Despite his statistically lofty play, MacDonald has not played well. His rebound control is atrocious. His over-aggressive Tim Thomas-style goaltending leaves the net completely exposed repeatedly throughout the game, and his lack of Thomas-like athleticism means he wont be making any of these saves any time soon.
He has been nothing more than an adequate netminder in his 23 periods of hockey with Detroit this season, and can we even expect that to continue?
MacDonald is the beneficiary of something goaltenders know all too well; It’s easier to play well when you’re playing frequently. What Conklin overwhelmingly did not have on his side is any kind of regular playing schedule (partially to his own fault, and partially due to riding Jimmy Howard’s hot streak (it’s ongoing)). MacDonald had been active as the Griffins starter prior to his call up, and sat for just 1 period before being thrown into the net for the Wings. When his role is reduced to backing up Howard as it will be as early as Tuesday, will he be able to maintain any momentum?
It’s not likely. There’s a reason Joey MacDonald has spent most of his time in the AHL, his NHL numbers have never been anything more than satisfactory until now. While I believe in the ability to change, improve, and persevere, 7 good games started in is hardly a large enough sample size to make such a conclusion, and it would be ridiculous at this time to believe MacDonald is somehow the next Tim Thomas.
When MacDonald is thrown into the net again it will likely be after the February 27th trade deadline, too late to make a move if he falters, or rather, returns to the play he has put forward over the majority of his career. (.902 Sv%, 3.16 GAA in 87 NHL games prior to 2011-12).
God-forbid Jimmy Howard re-injures his finger (he’s undoubtedly rushing his return) or goes down with a completely different injury come the playoffs when things get heated and physical. Detroit will then be forced to throw an easily solvable Joey MacDonald into the net. When a team has faced him for 3 or 4 games in a row solving him will become obvious; pass the puck rink wide, be patient, or make any kind of deke and you’ve got yourself an all but guaranteed goal. No matter how good Detroit plays defensively they’ll be worn down if that’s what they’re forced to do all game long.
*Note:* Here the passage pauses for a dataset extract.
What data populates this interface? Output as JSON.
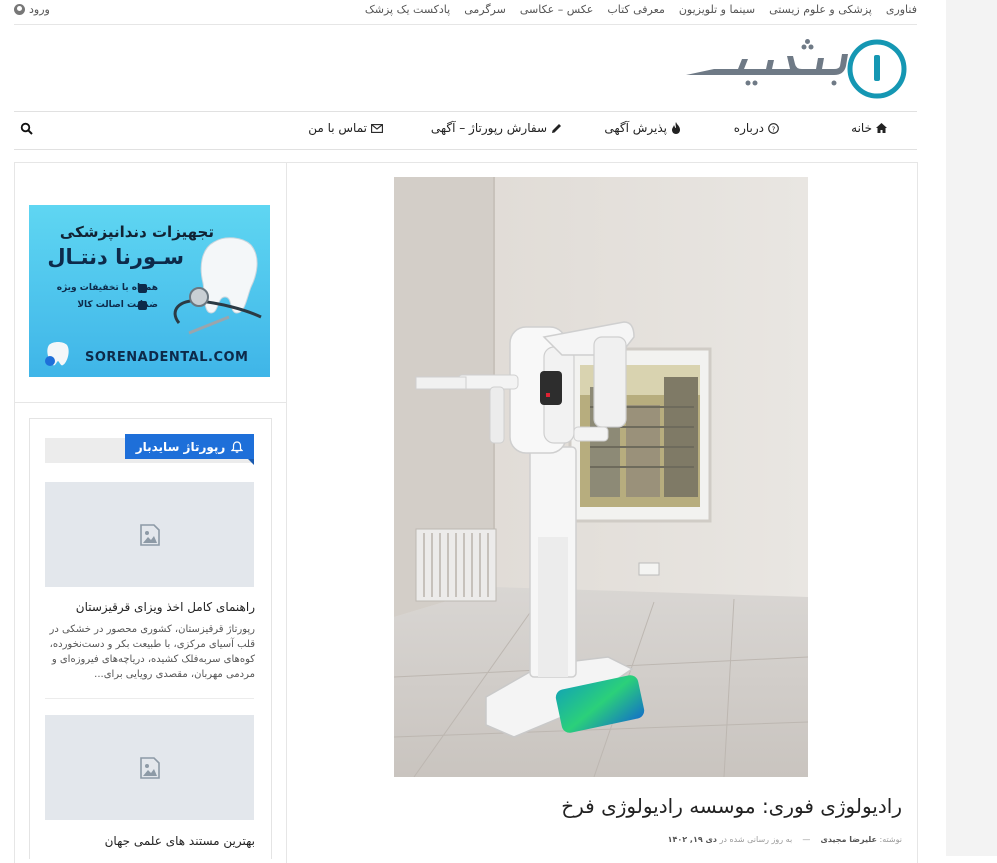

The message from Ken Holland seems crystal clear. He wont be looking to add a goaltender before the trade deadline. He has confidence in his current backup, or is perhaps counting on Howard to stay healthy for the rest of the year.
That confidence is misplaced, and preparing for the worst is a necessity in order to succeed.
Here’s to hoping Jimmy Howard isn’t afflicted with any ailments down the stretch.